───── DATASET EXCERPTS

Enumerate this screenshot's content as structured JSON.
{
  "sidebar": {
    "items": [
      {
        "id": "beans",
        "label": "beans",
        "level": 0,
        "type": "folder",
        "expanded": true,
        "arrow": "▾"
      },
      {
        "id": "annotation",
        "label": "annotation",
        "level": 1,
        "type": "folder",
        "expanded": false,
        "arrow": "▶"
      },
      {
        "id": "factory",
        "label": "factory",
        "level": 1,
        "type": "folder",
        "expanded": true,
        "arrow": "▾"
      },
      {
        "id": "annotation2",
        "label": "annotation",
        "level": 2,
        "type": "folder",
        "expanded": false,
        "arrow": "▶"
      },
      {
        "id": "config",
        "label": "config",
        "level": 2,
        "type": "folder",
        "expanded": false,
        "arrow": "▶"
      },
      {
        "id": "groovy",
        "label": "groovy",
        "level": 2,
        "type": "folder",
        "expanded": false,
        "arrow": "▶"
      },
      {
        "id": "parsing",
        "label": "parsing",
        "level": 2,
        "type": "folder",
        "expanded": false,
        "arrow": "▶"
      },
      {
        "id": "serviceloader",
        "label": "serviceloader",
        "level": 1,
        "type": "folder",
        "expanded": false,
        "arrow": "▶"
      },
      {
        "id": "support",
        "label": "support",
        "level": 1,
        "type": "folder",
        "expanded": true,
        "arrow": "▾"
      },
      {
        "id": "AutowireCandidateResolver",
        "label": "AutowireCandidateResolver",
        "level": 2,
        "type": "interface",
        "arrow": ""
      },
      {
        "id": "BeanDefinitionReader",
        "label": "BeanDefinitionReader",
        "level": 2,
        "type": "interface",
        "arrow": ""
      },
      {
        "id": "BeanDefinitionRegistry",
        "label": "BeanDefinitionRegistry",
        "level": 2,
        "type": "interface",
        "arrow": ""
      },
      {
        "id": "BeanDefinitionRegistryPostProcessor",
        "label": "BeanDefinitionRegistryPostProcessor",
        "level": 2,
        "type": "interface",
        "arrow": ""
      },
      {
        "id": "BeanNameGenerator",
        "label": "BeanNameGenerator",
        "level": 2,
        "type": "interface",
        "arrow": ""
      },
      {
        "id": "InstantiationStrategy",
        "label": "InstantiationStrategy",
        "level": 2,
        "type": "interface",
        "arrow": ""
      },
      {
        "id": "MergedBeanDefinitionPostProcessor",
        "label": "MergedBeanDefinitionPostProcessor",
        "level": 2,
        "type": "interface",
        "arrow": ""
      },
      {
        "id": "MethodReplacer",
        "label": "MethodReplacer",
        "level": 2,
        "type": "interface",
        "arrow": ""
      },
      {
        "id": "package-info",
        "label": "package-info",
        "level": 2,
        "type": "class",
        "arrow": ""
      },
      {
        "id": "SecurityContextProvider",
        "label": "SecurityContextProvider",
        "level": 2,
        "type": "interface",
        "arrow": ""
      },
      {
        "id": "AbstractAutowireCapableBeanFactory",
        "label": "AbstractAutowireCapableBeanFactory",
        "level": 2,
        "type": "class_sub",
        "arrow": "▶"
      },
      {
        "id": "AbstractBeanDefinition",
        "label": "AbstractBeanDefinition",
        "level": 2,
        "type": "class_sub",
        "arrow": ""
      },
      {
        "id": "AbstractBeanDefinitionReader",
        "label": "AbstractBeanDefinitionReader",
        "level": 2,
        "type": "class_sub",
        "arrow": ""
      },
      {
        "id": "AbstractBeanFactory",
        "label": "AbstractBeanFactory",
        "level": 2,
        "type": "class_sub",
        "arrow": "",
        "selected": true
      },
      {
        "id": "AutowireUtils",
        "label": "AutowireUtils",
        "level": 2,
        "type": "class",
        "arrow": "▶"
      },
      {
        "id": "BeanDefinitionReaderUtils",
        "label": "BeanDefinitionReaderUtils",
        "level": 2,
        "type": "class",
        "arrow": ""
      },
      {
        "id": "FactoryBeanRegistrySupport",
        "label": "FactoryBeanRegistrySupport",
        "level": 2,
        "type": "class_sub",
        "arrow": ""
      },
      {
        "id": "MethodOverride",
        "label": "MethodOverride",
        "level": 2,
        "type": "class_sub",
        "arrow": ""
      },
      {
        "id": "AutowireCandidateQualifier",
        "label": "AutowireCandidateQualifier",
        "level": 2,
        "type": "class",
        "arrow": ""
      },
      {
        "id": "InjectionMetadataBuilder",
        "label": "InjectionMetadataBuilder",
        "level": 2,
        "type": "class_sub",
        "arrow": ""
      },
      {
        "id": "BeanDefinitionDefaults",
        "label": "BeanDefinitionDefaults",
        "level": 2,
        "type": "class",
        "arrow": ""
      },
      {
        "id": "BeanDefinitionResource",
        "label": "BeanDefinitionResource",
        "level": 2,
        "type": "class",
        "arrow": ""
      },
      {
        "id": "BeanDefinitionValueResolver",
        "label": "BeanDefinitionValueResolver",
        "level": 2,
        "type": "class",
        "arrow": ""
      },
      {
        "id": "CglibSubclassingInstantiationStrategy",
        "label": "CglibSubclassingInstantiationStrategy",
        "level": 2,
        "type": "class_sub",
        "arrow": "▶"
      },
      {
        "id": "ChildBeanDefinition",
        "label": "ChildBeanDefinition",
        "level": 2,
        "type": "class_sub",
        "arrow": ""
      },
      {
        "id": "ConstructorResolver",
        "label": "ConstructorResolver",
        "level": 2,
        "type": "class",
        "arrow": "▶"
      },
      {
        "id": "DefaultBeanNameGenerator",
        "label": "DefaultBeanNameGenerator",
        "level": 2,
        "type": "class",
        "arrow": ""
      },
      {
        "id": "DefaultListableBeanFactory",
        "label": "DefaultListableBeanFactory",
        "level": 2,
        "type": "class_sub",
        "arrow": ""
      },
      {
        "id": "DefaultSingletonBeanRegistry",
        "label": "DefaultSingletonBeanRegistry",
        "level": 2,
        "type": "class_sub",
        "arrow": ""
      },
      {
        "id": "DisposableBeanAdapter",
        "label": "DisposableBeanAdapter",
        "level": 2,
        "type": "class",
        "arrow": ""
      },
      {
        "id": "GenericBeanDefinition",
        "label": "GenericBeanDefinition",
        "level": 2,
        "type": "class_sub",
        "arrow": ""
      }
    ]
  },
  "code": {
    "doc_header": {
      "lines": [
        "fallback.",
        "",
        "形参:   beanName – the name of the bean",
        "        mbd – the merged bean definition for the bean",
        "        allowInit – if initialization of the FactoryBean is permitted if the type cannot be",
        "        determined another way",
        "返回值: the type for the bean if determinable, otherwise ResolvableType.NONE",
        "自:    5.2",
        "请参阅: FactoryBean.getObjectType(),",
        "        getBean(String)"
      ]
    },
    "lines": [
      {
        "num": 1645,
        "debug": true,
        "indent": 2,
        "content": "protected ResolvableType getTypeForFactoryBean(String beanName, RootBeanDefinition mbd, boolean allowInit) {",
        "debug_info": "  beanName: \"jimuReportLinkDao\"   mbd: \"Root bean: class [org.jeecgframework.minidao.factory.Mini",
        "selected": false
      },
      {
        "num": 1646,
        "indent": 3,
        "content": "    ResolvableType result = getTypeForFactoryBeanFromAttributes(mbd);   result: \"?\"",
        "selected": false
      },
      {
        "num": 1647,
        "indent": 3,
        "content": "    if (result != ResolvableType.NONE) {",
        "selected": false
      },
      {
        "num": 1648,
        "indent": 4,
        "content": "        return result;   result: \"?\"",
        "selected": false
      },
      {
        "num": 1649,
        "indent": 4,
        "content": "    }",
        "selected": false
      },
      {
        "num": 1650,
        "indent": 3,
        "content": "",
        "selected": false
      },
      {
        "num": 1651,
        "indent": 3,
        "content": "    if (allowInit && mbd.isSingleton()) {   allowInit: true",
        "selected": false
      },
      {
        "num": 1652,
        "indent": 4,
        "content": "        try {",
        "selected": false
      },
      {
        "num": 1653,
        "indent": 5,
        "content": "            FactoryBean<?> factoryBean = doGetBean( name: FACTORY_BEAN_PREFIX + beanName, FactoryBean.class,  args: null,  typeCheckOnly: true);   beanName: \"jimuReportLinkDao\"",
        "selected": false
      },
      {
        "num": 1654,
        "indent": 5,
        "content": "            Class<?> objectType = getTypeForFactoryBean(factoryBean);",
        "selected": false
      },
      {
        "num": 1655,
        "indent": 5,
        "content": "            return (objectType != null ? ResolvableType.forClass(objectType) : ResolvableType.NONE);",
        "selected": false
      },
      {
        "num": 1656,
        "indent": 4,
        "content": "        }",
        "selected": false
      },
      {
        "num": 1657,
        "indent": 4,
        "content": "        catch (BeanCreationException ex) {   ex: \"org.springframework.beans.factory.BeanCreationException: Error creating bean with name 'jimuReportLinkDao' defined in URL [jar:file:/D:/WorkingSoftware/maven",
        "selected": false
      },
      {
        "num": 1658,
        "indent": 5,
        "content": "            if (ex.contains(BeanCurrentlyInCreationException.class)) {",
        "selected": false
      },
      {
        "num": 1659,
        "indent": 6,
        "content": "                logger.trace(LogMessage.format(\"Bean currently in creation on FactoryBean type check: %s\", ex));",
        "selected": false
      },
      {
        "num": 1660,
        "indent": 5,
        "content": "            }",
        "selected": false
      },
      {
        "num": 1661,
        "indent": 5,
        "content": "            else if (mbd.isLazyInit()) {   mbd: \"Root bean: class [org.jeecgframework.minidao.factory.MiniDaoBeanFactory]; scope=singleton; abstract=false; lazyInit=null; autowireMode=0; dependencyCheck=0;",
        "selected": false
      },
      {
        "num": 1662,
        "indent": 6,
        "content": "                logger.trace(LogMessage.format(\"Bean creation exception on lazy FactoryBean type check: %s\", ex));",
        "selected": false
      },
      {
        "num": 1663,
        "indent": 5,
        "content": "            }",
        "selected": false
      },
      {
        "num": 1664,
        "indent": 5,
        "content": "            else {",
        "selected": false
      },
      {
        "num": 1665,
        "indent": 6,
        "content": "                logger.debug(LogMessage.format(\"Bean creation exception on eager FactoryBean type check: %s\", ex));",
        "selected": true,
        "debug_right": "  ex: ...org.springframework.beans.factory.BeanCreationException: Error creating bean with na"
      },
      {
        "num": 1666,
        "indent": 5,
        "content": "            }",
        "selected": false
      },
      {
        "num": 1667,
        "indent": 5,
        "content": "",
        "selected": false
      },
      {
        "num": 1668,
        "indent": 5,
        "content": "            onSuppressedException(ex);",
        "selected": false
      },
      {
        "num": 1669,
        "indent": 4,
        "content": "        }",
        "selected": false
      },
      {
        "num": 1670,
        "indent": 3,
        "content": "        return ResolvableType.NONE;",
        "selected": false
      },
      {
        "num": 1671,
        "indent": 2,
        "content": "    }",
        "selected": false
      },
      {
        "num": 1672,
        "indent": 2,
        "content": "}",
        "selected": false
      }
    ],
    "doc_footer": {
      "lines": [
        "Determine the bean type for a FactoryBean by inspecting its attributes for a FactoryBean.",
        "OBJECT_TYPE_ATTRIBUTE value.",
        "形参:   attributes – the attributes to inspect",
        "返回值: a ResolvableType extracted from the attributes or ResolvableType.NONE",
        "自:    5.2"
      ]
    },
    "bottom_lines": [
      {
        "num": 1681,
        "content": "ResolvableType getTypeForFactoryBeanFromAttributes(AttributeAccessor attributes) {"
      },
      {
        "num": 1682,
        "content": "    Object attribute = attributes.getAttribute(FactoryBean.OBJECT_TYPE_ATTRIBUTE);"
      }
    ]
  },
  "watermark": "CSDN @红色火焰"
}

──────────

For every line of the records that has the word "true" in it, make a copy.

TASK RESPONSE:
        "expanded": true,
        "expanded": true,
        "expanded": true,
        "selected": true
        "debug": true,
        "content": "    if (allowInit && mbd.isSingleton()) {   allowInit: true",
        "content": "            FactoryBean<?> factoryBean = doGetBean( name: FACTORY_BEAN_PREFIX + beanName, FactoryBean.class,  args: null,  typeCheckOnly: true);   beanName: \"jimuReportLinkDao\"",
        "selected": true,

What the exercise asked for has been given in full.